The race was conceived by William Lynn, proprietor of the Waterloo Hotel, who headed a syndicate. He had set out a Flat course and built a grandstand on land leased from (the 2nd) Lord Sefton in 1829. Lynn was inspired by the success of the Great St. Albans Steeplechase, which had been inaugurated in 1830, and he planned a race that similarly started and finished at the same point. Most steeplechase meetings were fairly chaotic so Lynn appointed an umpire, Lord Molyneux, who chose the line of country for the race. The distance was not many yards from exactly 4m 4 1/2f (see 1887).

Steeplechasing had originated in Ireland, races literally from steeple to steeple, often matches. It began to be copied in Britain towards the end of the eighteenth century. The horses were hunters and raced at a hell for leather pace, often over extreme distances. Races were over natural country and obstacles which could be 100yds in length. Courses were flagged not railed. The number of recorded courses grew from one in 1829 to 39 in 1838. Whereas many races were disorganised and could only be followed mounted or seen from trees, coach tops or by sitting on the actual fences, Lynn's race could be seen in its entirety from the stands - on a clear day with a good telescope - if a spectator so chose.

In 1836 the race allured some of the country's leading jockeys, not least among them the ultimately triumphant Captain Martin Becher, known as a horseman with good hands.
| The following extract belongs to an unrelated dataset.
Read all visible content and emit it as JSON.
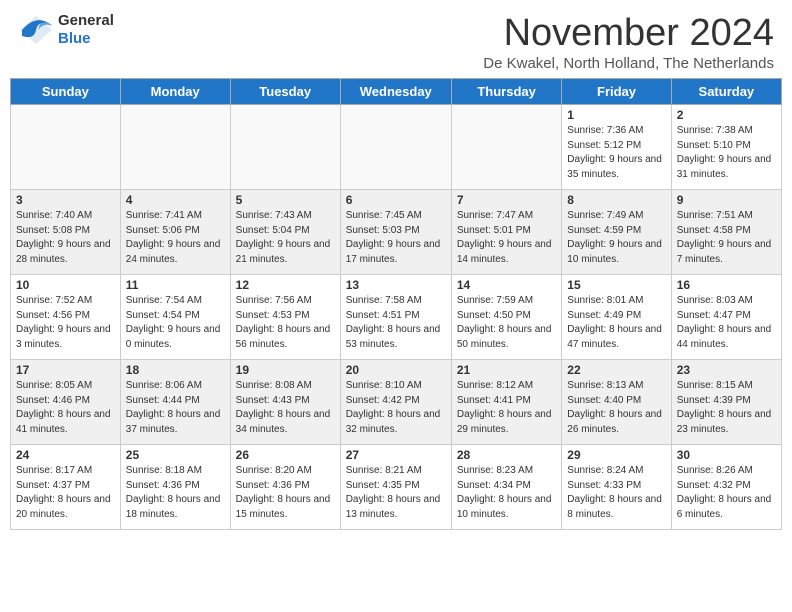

The railway system was not quite fully developed so the horses were drawn only from the north. Polyanthus's carrying of 4 pounds more than all the other runners is the first example of overweight and the extra burden may have cost the horse victory (though Polyanthus was also encumbered by losing more ground than most at the 1st, the second element of which (the jump out of the Sunken Lane) caused general consternation amongst the field). That said, had the favourite Laurie Todd, who was going well when falling, stood up perhaps neither Polyanthus nor The Duke would have won. There was a strong whiff of foul play concerning the departure of Laurie Todd. Lord Molyneux had allowed the gate in question to be nailed open thus providing the option not to take the Table Top Jump at the Anchor Bridge Crossing. Between the first and second circuits a person, found to be the brother of the owner of another horse (which one was not disclosed), shut and fastened the gate. When confronted by this not all of the remaining partnerships endeavoured to actually leap the gate and of those who tried only Laurie Todd fell. However, as his rider, Horatio Powell, was attempting a quick remount Bartholomew Bretherton, on Cockahoop, knocked Powell down, possibly deliberately although I'm inclined to believe by accident. Gulliver, presumably, did not travel well.

The first Grand National was well attended and generally applauded by the press for being highly organised. It received encouragement for its renewal.



> Some historians believe Laurie Todd was hampered and refused at ABC 2C with Powell being unshipped in the process, however, there is no evidence to suggest that the horse was interfered with by The Duke, the only runner ahead of him.








Copyright 2017 by Chris Dowling